“The blonde,” Jared said, sounding like Jamie had no brain. “The photo on the passport, remember? The one who said she was Hallie.”
“Oh,” Jamie said. “Her. I like this one better. She’s got beautiful eyes, and she is built, isn’t she?”
Jared groaned. “Deliver me from the days of youth. What I want to know is if it’s safe to leave you here with her. She’s in this mess because of me and I plan to look out for her.”
There was no smile on Jamie’s face. “Are you asking me if I’ll take what she doesn’t want to give?”
Jared was taller and older than Jamie, but the younger man had the muscles of a bull. Jared didn’t back down. “Yeah, that’s exactly what I’m asking.”
Jamie’s face softened. “It looks like there will be two of us protecting her. I apologize to you now and I will apologize to her for my behavior. It’s just that I wasn’t expecting . . . her. Tall skinny blondes aren’t appealing to me, but this one I like.”
Jared grimaced. “I’m going home to my wife. The next time I talk to Hallie she’d better tell me that you’ve treated her well or I’ll call your dad to bring a cattle truck to haul you away.”
“Spoken like a true Montgomery,” Jamie said, his eyes laughing. “Did you really tell her I’m a kid?”
“You are to me.”
Jamie was still smiling. “Go on. You can leave. She’s safe with me. She stands up for herself well, doesn’t she?”
Jared had the idea that if he remained there he might have to listen to hours of whatever this young man was feeling, which he had no doubt was nothing but lust. “I’ll be back in an hour and I’ll ask Hallie whether or not you can stay here.

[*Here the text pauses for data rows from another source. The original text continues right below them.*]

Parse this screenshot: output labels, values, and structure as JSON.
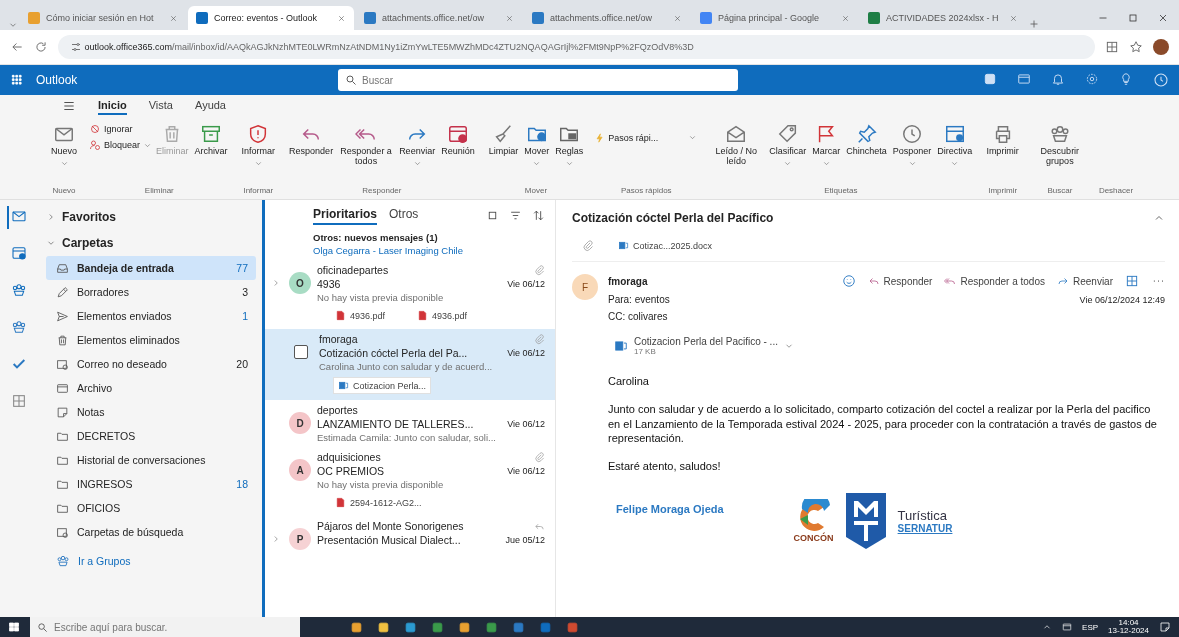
{
  "browser": {
    "tabs": [
      {
        "title": "Cómo iniciar sesión en Hot",
        "selected": false
      },
      {
        "title": "Correo: eventos - Outlook",
        "selected": true
      },
      {
        "title": "attachments.office.net/ow",
        "selected": false
      },
      {
        "title": "attachments.office.net/ow",
        "selected": false
      },
      {
        "title": "Página principal - Google",
        "selected": false
      },
      {
        "title": "ACTIVIDADES 2024xlsx - H",
        "selected": false
      }
    ],
    "url_host": "outlook.office365.com",
    "url_path": "/mail/inbox/id/AAQkAGJkNzhMTE0LWRmNzAtNDM1Ny1iZmYwLTE5MWZhMDc4ZTU2NQAQAGrIjl%2FMt9NpP%2FQzOdV8%3D"
  },
  "app_bar": {
    "title": "Outlook",
    "search": {
      "placeholder": "Buscar"
    }
  },
  "ribbon": {
    "tabs": [
      {
        "label": "Inicio",
        "selected": true
      },
      {
        "label": "Vista",
        "selected": false
      },
      {
        "label": "Ayuda",
        "selected": false
      }
    ],
    "groups": [
      {
        "label": "Nuevo",
        "buttons": [
          {
            "kind": "large",
            "label": "Nuevo",
            "dropdown": true,
            "disabled": false
          }
        ]
      },
      {
        "label": "Eliminar",
        "buttons": [
          {
            "kind": "stack",
            "items": [
              {
                "label": "Ignorar",
                "dropdown": false
              },
              {
                "label": "Bloquear",
                "dropdown": true
              }
            ]
          },
          {
            "kind": "large",
            "label": "Eliminar",
            "dropdown": false,
            "disabled": true
          },
          {
            "kind": "large",
            "label": "Archivar",
            "dropdown": false,
            "disabled": false
          }
        ]
      },
      {
        "label": "Informar",
        "buttons": [
          {
            "kind": "large",
            "label": "Informar",
            "dropdown": true,
            "disabled": false
          }
        ]
      },
      {
        "label": "Responder",
        "buttons": [
          {
            "kind": "large",
            "label": "Responder",
            "dropdown": false,
            "disabled": false
          },
          {
            "kind": "large",
            "label": "Responder a todos",
            "dropdown": false,
            "disabled": false
          },
          {
            "kind": "large",
            "label": "Reenviar",
            "dropdown": true,
            "disabled": false
          },
          {
            "kind": "large",
            "label": "Reunión",
            "dropdown": false,
            "disabled": false
          }
        ]
      },
      {
        "label": "Mover",
        "buttons": [
          {
            "kind": "large",
            "label": "Limpiar",
            "dropdown": false,
            "disabled": false
          },
          {
            "kind": "large",
            "label": "Mover",
            "dropdown": true,
            "disabled": false
          },
          {
            "kind": "large",
            "label": "Reglas",
            "dropdown": true,
            "disabled": false
          }
        ]
      },
      {
        "label": "Pasos rápidos",
        "buttons": [
          {
            "kind": "quick",
            "label": "Pasos rápi..."
          }
        ]
      },
      {
        "label": "Etiquetas",
        "buttons": [
          {
            "kind": "large",
            "label": "Leído / No leído",
            "dropdown": false,
            "disabled": false
          },
          {
            "kind": "large",
            "label": "Clasificar",
            "dropdown": true,
            "disabled": false
          },
          {
            "kind": "large",
            "label": "Marcar",
            "dropdown": true,
            "disabled": false
          },
          {
            "kind": "large",
            "label": "Chincheta",
            "dropdown": false,
            "disabled": false
          },
          {
            "kind": "large",
            "label": "Posponer",
            "dropdown": true,
            "disabled": false
          },
          {
            "kind": "large",
            "label": "Directiva",
            "dropdown": true,
            "disabled": false
          }
        ]
      },
      {
        "label": "Imprimir",
        "buttons": [
          {
            "kind": "large",
            "label": "Imprimir",
            "dropdown": false,
            "disabled": false
          }
        ]
      },
      {
        "label": "Buscar",
        "buttons": [
          {
            "kind": "large",
            "label": "Descubrir grupos",
            "dropdown": false,
            "disabled": false
          }
        ]
      },
      {
        "label": "Deshacer"
      }
    ]
  },
  "rail": [
    {
      "selected": true
    },
    {
      "selected": false
    },
    {
      "selected": false
    },
    {
      "selected": false
    },
    {
      "selected": false
    },
    {
      "selected": false
    }
  ],
  "folders": {
    "sections": [
      {
        "label": "Favoritos",
        "expanded": false
      },
      {
        "label": "Carpetas",
        "expanded": true
      }
    ],
    "items": [
      {
        "name": "Bandeja de entrada",
        "count": "77",
        "selected": true
      },
      {
        "name": "Borradores",
        "count": "3",
        "selected": false
      },
      {
        "name": "Elementos enviados",
        "count": "1",
        "selected": false
      },
      {
        "name": "Elementos eliminados",
        "selected": false
      },
      {
        "name": "Correo no deseado",
        "count": "20",
        "selected": false
      },
      {
        "name": "Archivo",
        "selected": false
      },
      {
        "name": "Notas",
        "selected": false
      },
      {
        "name": "DECRETOS",
        "selected": false
      },
      {
        "name": "Historial de conversaciones",
        "selected": false
      },
      {
        "name": "INGRESOS",
        "count": "18",
        "selected": false
      },
      {
        "name": "OFICIOS",
        "selected": false
      },
      {
        "name": "Carpetas de búsqueda",
        "selected": false
      }
    ],
    "groups_link": "Ir a Grupos"
  },
  "message_list": {
    "tabs": [
      {
        "label": "Prioritarios",
        "selected": true
      },
      {
        "label": "Otros",
        "selected": false
      }
    ],
    "notice": "Otros: nuevos mensajes (1)",
    "notice_link": "Olga Cegarra - Laser Imaging Chile",
    "messages": [
      {
        "sender": "oficinadepartes",
        "initial": "O",
        "color": "#a8dcc4",
        "subject": "4936",
        "date": "Vie 06/12",
        "preview": "No hay vista previa disponible",
        "attachments": [
          "4936.pdf",
          "4936.pdf"
        ],
        "has_attachment": true,
        "replied": false,
        "expandable": true,
        "selected": false
      },
      {
        "sender": "fmoraga",
        "subject": "Cotización cóctel Perla del Pa...",
        "date": "Vie 06/12",
        "preview": "Carolina Junto con saludar y de acuerd...",
        "attachments": [
          "Cotizacion Perla..."
        ],
        "has_attachment": true,
        "replied": false,
        "expandable": false,
        "selected": true
      },
      {
        "sender": "deportes",
        "initial": "D",
        "color": "#f4c5c8",
        "subject": "LANZAMIENTO DE TALLERES...",
        "date": "Vie 06/12",
        "preview": "Estimada Camila: Junto con saludar, soli...",
        "has_attachment": false,
        "replied": false,
        "expandable": false,
        "selected": false
      },
      {
        "sender": "adquisiciones",
        "initial": "A",
        "color": "#f4c5c8",
        "subject": "OC PREMIOS",
        "date": "Vie 06/12",
        "preview": "No hay vista previa disponible",
        "attachments": [
          "2594-1612-AG2..."
        ],
        "has_attachment": true,
        "replied": false,
        "expandable": false,
        "selected": false
      },
      {
        "sender": "Pájaros del Monte Sonorigenes",
        "initial": "P",
        "color": "#f6d2d4",
        "subject": "Presentación Musical Dialect...",
        "date": "Jue 05/12",
        "has_attachment": false,
        "replied": true,
        "expandable": true,
        "selected": false
      }
    ]
  },
  "reading_pane": {
    "subject": "Cotización cóctel Perla del Pacífico",
    "top_attachment": "Cotizac...2025.docx",
    "sender": "fmoraga",
    "initial": "F",
    "to": "Para: eventos",
    "cc": "CC: colivares",
    "date": "Vie 06/12/2024 12:49",
    "actions": [
      "Responder",
      "Responder a todos",
      "Reenviar"
    ],
    "attachment": {
      "name": "Cotizacion Perla del Pacifico - ...",
      "size": "17 KB"
    },
    "body": [
      "Carolina",
      "Junto con saludar y de acuerdo a lo solicitado, comparto cotización del coctel a realizar por la Perla del pacifico en el Lanzamiento de la Temporada estival 2024 - 2025, para proceder con la contratación a través de gastos de representación.",
      "Estaré atento, saludos!"
    ],
    "signature": {
      "name": "Felipe Moraga Ojeda",
      "logo_text": "CONCÓN",
      "brand_line": "Turística",
      "brand_sub": "SERNATUR"
    }
  },
  "taskbar": {
    "search": {
      "placeholder": "Escribe aquí para buscar."
    },
    "language": "ESP",
    "time": "14:04",
    "date": "13-12-2024"
  }
}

If she even hints that you’ve come on to her, you’re moving into my house.”
“Yes, sir,” Jamie said, his eyes sparkling.